**THE TASK**.
Among the entries that follow, find the lines containing the string "Version" and copy them.
═════ TASK MATERIAL ═════
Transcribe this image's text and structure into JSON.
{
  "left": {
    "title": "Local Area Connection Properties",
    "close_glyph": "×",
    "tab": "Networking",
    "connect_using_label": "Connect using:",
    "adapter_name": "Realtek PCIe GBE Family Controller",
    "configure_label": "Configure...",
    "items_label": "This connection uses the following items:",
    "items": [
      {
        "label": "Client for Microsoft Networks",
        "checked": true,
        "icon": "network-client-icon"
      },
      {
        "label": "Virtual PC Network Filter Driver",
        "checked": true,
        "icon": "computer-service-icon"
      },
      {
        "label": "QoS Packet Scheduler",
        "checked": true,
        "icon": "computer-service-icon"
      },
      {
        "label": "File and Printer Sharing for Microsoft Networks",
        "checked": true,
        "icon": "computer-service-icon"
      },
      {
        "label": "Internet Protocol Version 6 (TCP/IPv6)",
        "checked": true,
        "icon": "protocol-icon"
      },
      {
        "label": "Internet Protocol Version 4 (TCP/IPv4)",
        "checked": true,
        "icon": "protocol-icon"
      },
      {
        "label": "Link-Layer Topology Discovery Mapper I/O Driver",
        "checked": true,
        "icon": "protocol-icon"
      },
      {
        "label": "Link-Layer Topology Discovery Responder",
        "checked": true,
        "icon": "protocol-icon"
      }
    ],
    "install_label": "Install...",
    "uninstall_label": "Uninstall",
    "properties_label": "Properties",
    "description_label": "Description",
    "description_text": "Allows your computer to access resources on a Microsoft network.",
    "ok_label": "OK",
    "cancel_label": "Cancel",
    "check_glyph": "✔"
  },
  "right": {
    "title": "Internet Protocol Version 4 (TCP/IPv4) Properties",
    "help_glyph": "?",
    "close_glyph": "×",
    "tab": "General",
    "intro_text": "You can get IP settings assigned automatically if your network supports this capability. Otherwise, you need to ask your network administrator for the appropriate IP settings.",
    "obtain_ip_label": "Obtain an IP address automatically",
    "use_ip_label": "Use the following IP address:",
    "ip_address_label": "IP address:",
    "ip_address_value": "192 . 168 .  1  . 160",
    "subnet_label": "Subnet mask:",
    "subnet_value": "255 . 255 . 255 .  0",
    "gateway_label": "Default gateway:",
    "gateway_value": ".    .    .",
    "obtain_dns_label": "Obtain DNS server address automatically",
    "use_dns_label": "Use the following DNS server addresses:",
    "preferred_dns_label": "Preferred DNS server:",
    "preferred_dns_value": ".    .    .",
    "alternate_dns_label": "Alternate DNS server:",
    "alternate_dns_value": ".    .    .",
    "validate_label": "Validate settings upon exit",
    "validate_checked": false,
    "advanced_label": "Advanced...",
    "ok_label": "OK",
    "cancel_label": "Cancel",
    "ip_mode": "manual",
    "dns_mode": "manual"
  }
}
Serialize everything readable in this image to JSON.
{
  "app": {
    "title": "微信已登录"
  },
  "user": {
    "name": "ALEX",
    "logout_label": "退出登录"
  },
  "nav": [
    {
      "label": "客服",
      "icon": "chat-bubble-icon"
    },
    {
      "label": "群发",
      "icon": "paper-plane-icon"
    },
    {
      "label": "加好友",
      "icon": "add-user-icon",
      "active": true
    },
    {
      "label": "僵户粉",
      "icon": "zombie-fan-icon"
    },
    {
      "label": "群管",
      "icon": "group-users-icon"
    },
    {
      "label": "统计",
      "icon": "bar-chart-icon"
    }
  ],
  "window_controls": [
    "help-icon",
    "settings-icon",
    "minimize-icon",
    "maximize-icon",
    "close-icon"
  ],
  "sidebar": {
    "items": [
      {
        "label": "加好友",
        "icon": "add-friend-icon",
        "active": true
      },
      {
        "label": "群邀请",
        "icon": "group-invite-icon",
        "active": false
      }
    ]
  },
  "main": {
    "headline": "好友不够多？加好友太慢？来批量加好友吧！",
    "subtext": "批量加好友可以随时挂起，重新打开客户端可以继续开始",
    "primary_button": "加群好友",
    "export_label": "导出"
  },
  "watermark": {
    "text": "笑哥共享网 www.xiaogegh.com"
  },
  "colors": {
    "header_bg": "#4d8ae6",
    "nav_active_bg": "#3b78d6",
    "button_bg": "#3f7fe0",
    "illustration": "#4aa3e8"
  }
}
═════
**RESPONSE**.
        "label": "Internet Protocol Version 6 (TCP/IPv6)",
        "label": "Internet Protocol Version 4 (TCP/IPv4)",
    "title": "Internet Protocol Version 4 (TCP/IPv4) Properties",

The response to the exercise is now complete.